Isaac Doone (Number 132)
You will see above that Isaac, who is 90, like many other Fegans boys, remembers his number – 132. Isaac (known during his orphanage days as ‘Sonny’) was born in Bethany Home, Dublin, Eire. (I have looked for Bethany Home on the Internet and have found the following:
Bethany Home (sometimes called Bethany House or Bethany Mother and Child Home) was a residential home in Dublin, Ireland, mainly for women of the Protestant faith, who were convicted of petty theft, prostitution, infanticide, as well as women who were pregnant out of wedlock, and the children of these women. The home was run by evangelical Protestants, mainly (up to the 1960s) members of the Church of Ireland. It catered for “fallen women” and operated in Blackhall Place, Dublin (1921–34), and in Orwell Road, Rathgar (1934–72), until its closure. The home sent some children to Northern Ireland, England, and to the United States. (Copied from Wikipedia.)
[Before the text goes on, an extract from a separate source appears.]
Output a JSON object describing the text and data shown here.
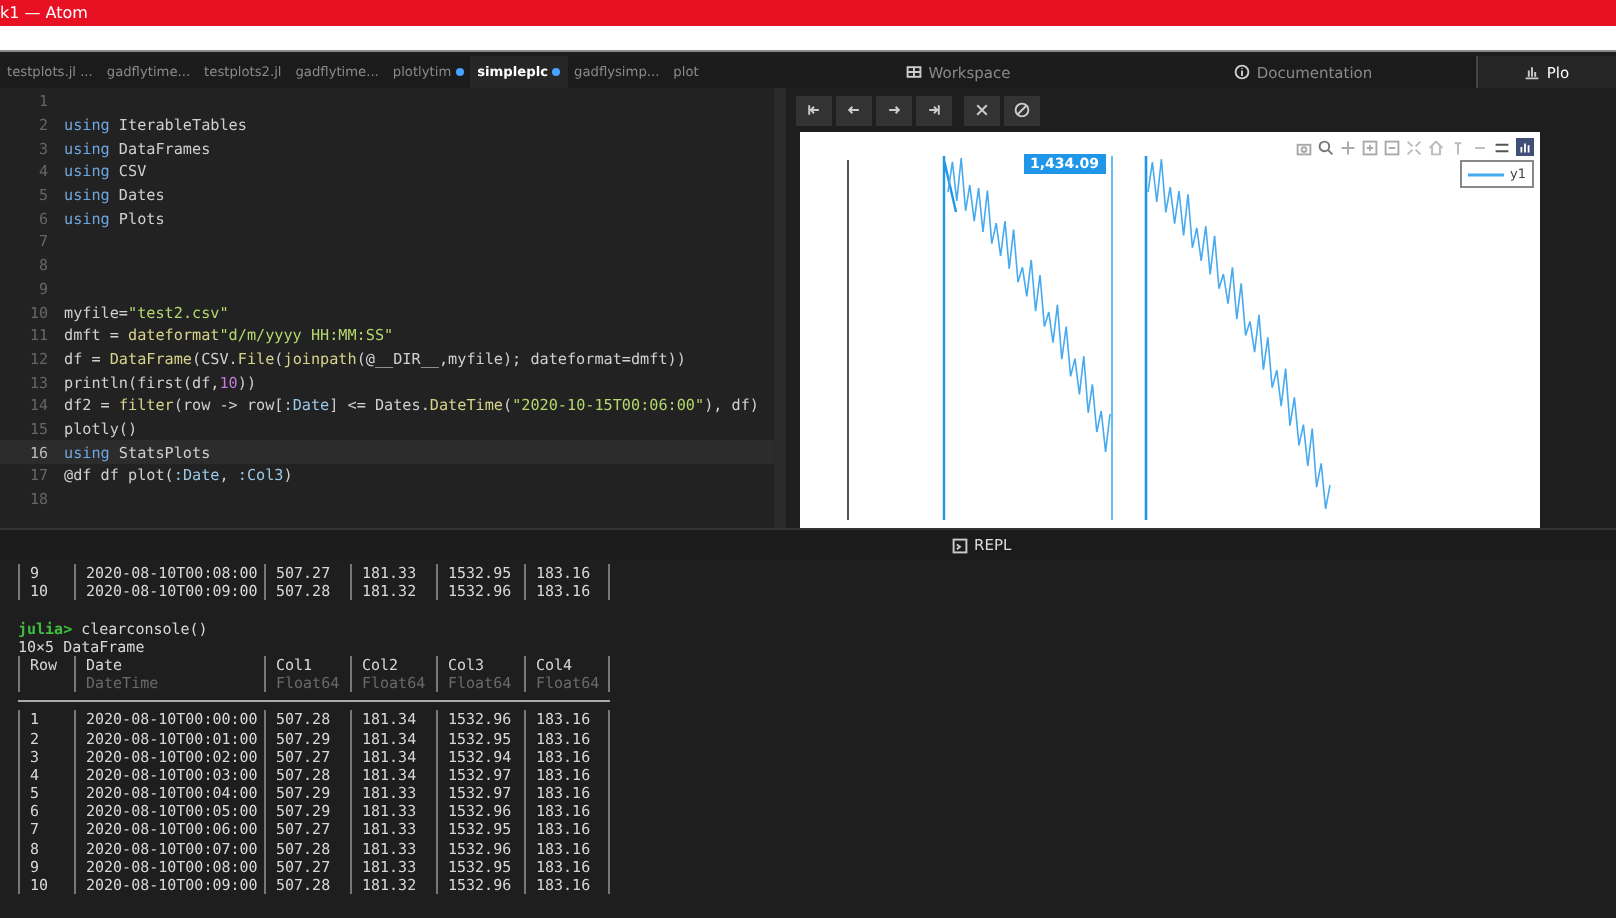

Isaac was born on July 1st 1927. He now lives in Warlingham, Surrey. He recalls the reason he found himself in the care of Fegans: There was an arrangement with Mary Lilian Pilgrim, with Fegans Home. He was ‘officially’ sent to Fegans on 9.4.31, but was fostered out until 1936 when he was old enough to go to the orphanage.
He spent thirteen years under the care of Fegans until he went to work at Castle Ashby on 25.8.1944.
Isaac did have half brothers and half sisters. He found this out once he obtained papers from Fegans about his childhood. Sadly, he has no idea what their childhood was like. He does remember looking out of the windows at Stony Stratford, wondering what life was like outside!!
Like many boys who grew up in the Fegans regime, Isaac doesn’t have a sad memory of his experience; he just remembers it stood him in good stead to cope with whatever life threw at him. HOWEVER, he was at the farm at Goudhurst when a bomb was dropped on the home (WWII) and killed Mrs Fegan (who had been carrying on her husband’s work for decades) Isaac was devastated.
Isaac remembers, like many boys, the ‘weekly’ menu! It was always the same, but he did enjoy the slice of cake on a Sunday.
Mr (Neb) Bennet visited him quite often when he was fostered out. He recalls Mr Bennet was also very kind to him once he was in the orphanage. Mr Fellows was also very caring but Mr Moffatt, Isaac recalls, hit him for the wrong reason!
Isaac remembers going camping for a week. He enjoyed the swimming, but not so, the burnt rice!
He remembers scrubbing the floors of the orphanage every day and was often charged with the task of putting studs into the many boys’ boots.
Isaac is pleased to report he got up to no mischief, whatsoever! He was too frightened to do anything unacceptable, as he had seen too many boys getting a “terrible strapping and hitting”.
He didn’t get into the top class at Fegans and recalls his school report suggesting he was ‘retarded’. He claims to have never been any good at spelling or arithmetic. However he spent many years in the Royal Artillery after joining the army in 1946, and left, holding the rank of Sergeant. He spent most of his Army years in Jordan and also some time in Egypt.
When he left, Fegans, he went to work on a farm at Castle Ashby. (As Editor, I have researched this and find it is the Ancestral Home of the 7th Marquess of Northampton.) He lived with the Manager and his room was ‘Apple Room’, far away from the family. He ate his meals on his own in the kitchen, even on Christmas Day. Whilst there, he joined the Sea Cadets and they helped him get into the Army. He left the Army in 1952.
Once Isaac had left the Army he started training as a student nurse in a psychiatric hospital. He passed the relevant exams and left having become a Nursing Officer. After leaving the hospital, he took charge of a hostel for recovering alcoholics and remained there until he retired in June 1991.
I asked if Isaac was married; he was asked whilst in the Army in Egypt if he would like a pen-pal. He agreed to this. When he got home, he met up with the young lady he had been writing to, and they soon got married, in a local Methodist Church. To date, they have two sons and a daughter, four grandchildren and one great grandchild. Isaac is happy to report, their whole family lives within five miles.